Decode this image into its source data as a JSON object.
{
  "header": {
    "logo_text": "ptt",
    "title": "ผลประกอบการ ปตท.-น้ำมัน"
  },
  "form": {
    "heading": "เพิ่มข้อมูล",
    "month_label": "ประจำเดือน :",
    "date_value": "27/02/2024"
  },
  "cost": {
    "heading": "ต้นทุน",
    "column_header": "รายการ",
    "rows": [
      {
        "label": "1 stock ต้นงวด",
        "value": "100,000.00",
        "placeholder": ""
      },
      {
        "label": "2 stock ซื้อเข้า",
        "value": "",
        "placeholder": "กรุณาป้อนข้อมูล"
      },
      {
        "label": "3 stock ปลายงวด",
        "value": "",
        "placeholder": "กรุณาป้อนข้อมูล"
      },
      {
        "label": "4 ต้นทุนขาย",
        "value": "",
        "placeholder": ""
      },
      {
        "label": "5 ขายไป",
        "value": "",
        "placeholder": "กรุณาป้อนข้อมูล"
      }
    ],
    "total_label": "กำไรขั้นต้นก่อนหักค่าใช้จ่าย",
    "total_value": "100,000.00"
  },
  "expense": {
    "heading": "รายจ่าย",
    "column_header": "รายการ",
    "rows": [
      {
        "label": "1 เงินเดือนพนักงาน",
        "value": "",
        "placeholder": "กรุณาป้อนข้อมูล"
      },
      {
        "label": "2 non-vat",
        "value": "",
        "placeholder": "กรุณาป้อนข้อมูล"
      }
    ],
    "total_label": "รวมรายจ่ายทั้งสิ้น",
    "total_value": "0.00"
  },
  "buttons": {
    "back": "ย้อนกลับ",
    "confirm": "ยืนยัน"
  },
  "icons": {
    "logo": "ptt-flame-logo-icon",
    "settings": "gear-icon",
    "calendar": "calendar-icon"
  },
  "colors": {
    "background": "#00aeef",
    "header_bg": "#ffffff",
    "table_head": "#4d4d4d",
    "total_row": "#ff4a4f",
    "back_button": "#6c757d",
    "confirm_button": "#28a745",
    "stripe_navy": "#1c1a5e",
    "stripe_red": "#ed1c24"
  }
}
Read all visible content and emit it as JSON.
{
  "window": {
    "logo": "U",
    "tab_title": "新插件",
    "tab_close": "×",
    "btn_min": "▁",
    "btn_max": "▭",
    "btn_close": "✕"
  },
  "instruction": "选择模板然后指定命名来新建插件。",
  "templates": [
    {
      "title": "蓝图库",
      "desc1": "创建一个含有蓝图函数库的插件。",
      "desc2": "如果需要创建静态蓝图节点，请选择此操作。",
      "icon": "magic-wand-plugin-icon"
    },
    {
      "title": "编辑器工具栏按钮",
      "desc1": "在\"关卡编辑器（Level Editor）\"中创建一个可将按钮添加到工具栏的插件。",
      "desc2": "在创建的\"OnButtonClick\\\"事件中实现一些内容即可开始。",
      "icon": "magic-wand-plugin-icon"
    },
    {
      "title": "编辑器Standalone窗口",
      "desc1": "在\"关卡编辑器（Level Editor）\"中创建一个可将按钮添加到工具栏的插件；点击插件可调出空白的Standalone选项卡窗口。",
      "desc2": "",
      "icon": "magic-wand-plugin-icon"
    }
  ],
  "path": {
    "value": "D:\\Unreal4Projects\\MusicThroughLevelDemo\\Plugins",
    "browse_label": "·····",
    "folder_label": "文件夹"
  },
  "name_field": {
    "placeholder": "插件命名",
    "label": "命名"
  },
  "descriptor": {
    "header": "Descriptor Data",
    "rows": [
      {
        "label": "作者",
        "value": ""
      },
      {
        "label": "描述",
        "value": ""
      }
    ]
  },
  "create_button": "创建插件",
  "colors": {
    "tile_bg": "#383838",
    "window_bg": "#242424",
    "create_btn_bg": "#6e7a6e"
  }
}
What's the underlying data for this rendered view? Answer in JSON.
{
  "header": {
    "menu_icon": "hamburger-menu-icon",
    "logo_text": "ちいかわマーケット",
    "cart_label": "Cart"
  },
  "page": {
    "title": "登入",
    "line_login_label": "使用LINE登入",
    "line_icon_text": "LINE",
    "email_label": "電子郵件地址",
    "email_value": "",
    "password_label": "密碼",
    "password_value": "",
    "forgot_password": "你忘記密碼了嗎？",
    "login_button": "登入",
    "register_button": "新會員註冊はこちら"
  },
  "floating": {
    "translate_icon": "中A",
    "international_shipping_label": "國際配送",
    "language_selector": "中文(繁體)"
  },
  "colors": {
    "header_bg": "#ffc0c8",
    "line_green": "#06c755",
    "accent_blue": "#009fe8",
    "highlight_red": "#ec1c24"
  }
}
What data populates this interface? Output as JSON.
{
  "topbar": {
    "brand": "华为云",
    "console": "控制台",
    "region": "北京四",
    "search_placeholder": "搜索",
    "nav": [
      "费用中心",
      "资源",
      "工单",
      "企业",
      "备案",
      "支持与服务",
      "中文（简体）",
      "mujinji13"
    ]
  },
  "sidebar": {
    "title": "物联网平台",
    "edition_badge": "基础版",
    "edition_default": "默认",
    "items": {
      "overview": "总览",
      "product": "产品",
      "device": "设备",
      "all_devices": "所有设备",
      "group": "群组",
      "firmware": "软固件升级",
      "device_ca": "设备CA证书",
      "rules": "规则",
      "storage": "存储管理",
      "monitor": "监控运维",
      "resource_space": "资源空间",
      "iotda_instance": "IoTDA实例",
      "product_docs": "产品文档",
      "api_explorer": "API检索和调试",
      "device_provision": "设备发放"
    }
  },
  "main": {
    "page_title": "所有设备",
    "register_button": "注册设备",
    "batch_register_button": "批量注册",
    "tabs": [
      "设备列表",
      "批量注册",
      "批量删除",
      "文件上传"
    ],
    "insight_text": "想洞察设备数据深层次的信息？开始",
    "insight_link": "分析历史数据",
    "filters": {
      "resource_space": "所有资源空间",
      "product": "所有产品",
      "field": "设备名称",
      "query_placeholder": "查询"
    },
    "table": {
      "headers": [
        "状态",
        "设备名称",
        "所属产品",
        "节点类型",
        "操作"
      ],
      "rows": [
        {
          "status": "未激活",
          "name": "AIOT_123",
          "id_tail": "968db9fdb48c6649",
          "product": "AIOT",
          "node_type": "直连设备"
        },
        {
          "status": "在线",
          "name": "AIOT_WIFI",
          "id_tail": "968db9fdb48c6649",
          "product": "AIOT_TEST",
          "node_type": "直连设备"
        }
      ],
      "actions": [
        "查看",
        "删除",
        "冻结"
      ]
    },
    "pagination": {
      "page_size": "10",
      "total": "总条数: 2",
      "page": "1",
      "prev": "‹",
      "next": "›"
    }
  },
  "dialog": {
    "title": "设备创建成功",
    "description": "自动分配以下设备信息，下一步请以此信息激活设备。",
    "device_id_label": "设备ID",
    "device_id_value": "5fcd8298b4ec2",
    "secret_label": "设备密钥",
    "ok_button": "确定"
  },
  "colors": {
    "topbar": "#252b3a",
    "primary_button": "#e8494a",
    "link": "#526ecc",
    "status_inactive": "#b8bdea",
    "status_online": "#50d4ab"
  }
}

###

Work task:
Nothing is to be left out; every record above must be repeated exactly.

Answer section:
Decode this image into its source data as a JSON object.
{
  "header": {
    "logo_text": "ptt",
    "title": "ผลประกอบการ ปตท.-น้ำมัน"
  },
  "form": {
    "heading": "เพิ่มข้อมูล",
    "month_label": "ประจำเดือน :",
    "date_value": "27/02/2024"
  },
  "cost": {
    "heading": "ต้นทุน",
    "column_header": "รายการ",
    "rows": [
      {
        "label": "1 stock ต้นงวด",
        "value": "100,000.00",
        "placeholder": ""
      },
      {
        "label": "2 stock ซื้อเข้า",
        "value": "",
        "placeholder": "กรุณาป้อนข้อมูล"
      },
      {
        "label": "3 stock ปลายงวด",
        "value": "",
        "placeholder": "กรุณาป้อนข้อมูล"
      },
      {
        "label": "4 ต้นทุนขาย",
        "value": "",
        "placeholder": ""
      },
      {
        "label": "5 ขายไป",
        "value": "",
        "placeholder": "กรุณาป้อนข้อมูล"
      }
    ],
    "total_label": "กำไรขั้นต้นก่อนหักค่าใช้จ่าย",
    "total_value": "100,000.00"
  },
  "expense": {
    "heading": "รายจ่าย",
    "column_header": "รายการ",
    "rows": [
      {
        "label": "1 เงินเดือนพนักงาน",
        "value": "",
        "placeholder": "กรุณาป้อนข้อมูล"
      },
      {
        "label": "2 non-vat",
        "value": "",
        "placeholder": "กรุณาป้อนข้อมูล"
      }
    ],
    "total_label": "รวมรายจ่ายทั้งสิ้น",
    "total_value": "0.00"
  },
  "buttons": {
    "back": "ย้อนกลับ",
    "confirm": "ยืนยัน"
  },
  "icons": {
    "logo": "ptt-flame-logo-icon",
    "settings": "gear-icon",
    "calendar": "calendar-icon"
  },
  "colors": {
    "background": "#00aeef",
    "header_bg": "#ffffff",
    "table_head": "#4d4d4d",
    "total_row": "#ff4a4f",
    "back_button": "#6c757d",
    "confirm_button": "#28a745",
    "stripe_navy": "#1c1a5e",
    "stripe_red": "#ed1c24"
  }
}
Read all visible content and emit it as JSON.
{
  "window": {
    "logo": "U",
    "tab_title": "新插件",
    "tab_close": "×",
    "btn_min": "▁",
    "btn_max": "▭",
    "btn_close": "✕"
  },
  "instruction": "选择模板然后指定命名来新建插件。",
  "templates": [
    {
      "title": "蓝图库",
      "desc1": "创建一个含有蓝图函数库的插件。",
      "desc2": "如果需要创建静态蓝图节点，请选择此操作。",
      "icon": "magic-wand-plugin-icon"
    },
    {
      "title": "编辑器工具栏按钮",
      "desc1": "在\"关卡编辑器（Level Editor）\"中创建一个可将按钮添加到工具栏的插件。",
      "desc2": "在创建的\"OnButtonClick\\\"事件中实现一些内容即可开始。",
      "icon": "magic-wand-plugin-icon"
    },
    {
      "title": "编辑器Standalone窗口",
      "desc1": "在\"关卡编辑器（Level Editor）\"中创建一个可将按钮添加到工具栏的插件；点击插件可调出空白的Standalone选项卡窗口。",
      "desc2": "",
      "icon": "magic-wand-plugin-icon"
    }
  ],
  "path": {
    "value": "D:\\Unreal4Projects\\MusicThroughLevelDemo\\Plugins",
    "browse_label": "·····",
    "folder_label": "文件夹"
  },
  "name_field": {
    "placeholder": "插件命名",
    "label": "命名"
  },
  "descriptor": {
    "header": "Descriptor Data",
    "rows": [
      {
        "label": "作者",
        "value": ""
      },
      {
        "label": "描述",
        "value": ""
      }
    ]
  },
  "create_button": "创建插件",
  "colors": {
    "tile_bg": "#383838",
    "window_bg": "#242424",
    "create_btn_bg": "#6e7a6e"
  }
}
What's the underlying data for this rendered view? Answer in JSON.
{
  "header": {
    "menu_icon": "hamburger-menu-icon",
    "logo_text": "ちいかわマーケット",
    "cart_label": "Cart"
  },
  "page": {
    "title": "登入",
    "line_login_label": "使用LINE登入",
    "line_icon_text": "LINE",
    "email_label": "電子郵件地址",
    "email_value": "",
    "password_label": "密碼",
    "password_value": "",
    "forgot_password": "你忘記密碼了嗎？",
    "login_button": "登入",
    "register_button": "新會員註冊はこちら"
  },
  "floating": {
    "translate_icon": "中A",
    "international_shipping_label": "國際配送",
    "language_selector": "中文(繁體)"
  },
  "colors": {
    "header_bg": "#ffc0c8",
    "line_green": "#06c755",
    "accent_blue": "#009fe8",
    "highlight_red": "#ec1c24"
  }
}
What data populates this interface? Output as JSON.
{
  "topbar": {
    "brand": "华为云",
    "console": "控制台",
    "region": "北京四",
    "search_placeholder": "搜索",
    "nav": [
      "费用中心",
      "资源",
      "工单",
      "企业",
      "备案",
      "支持与服务",
      "中文（简体）",
      "mujinji13"
    ]
  },
  "sidebar": {
    "title": "物联网平台",
    "edition_badge": "基础版",
    "edition_default": "默认",
    "items": {
      "overview": "总览",
      "product": "产品",
      "device": "设备",
      "all_devices": "所有设备",
      "group": "群组",
      "firmware": "软固件升级",
      "device_ca": "设备CA证书",
      "rules": "规则",
      "storage": "存储管理",
      "monitor": "监控运维",
      "resource_space": "资源空间",
      "iotda_instance": "IoTDA实例",
      "product_docs": "产品文档",
      "api_explorer": "API检索和调试",
      "device_provision": "设备发放"
    }
  },
  "main": {
    "page_title": "所有设备",
    "register_button": "注册设备",
    "batch_register_button": "批量注册",
    "tabs": [
      "设备列表",
      "批量注册",
      "批量删除",
      "文件上传"
    ],
    "insight_text": "想洞察设备数据深层次的信息？开始",
    "insight_link": "分析历史数据",
    "filters": {
      "resource_space": "所有资源空间",
      "product": "所有产品",
      "field": "设备名称",
      "query_placeholder": "查询"
    },
    "table": {
      "headers": [
        "状态",
        "设备名称",
        "所属产品",
        "节点类型",
        "操作"
      ],
      "rows": [
        {
          "status": "未激活",
          "name": "AIOT_123",
          "id_tail": "968db9fdb48c6649",
          "product": "AIOT",
          "node_type": "直连设备"
        },
        {
          "status": "在线",
          "name": "AIOT_WIFI",
          "id_tail": "968db9fdb48c6649",
          "product": "AIOT_TEST",
          "node_type": "直连设备"
        }
      ],
      "actions": [
        "查看",
        "删除",
        "冻结"
      ]
    },
    "pagination": {
      "page_size": "10",
      "total": "总条数: 2",
      "page": "1",
      "prev": "‹",
      "next": "›"
    }
  },
  "dialog": {
    "title": "设备创建成功",
    "description": "自动分配以下设备信息，下一步请以此信息激活设备。",
    "device_id_label": "设备ID",
    "device_id_value": "5fcd8298b4ec2",
    "secret_label": "设备密钥",
    "ok_button": "确定"
  },
  "colors": {
    "topbar": "#252b3a",
    "primary_button": "#e8494a",
    "link": "#526ecc",
    "status_inactive": "#b8bdea",
    "status_online": "#50d4ab"
  }
}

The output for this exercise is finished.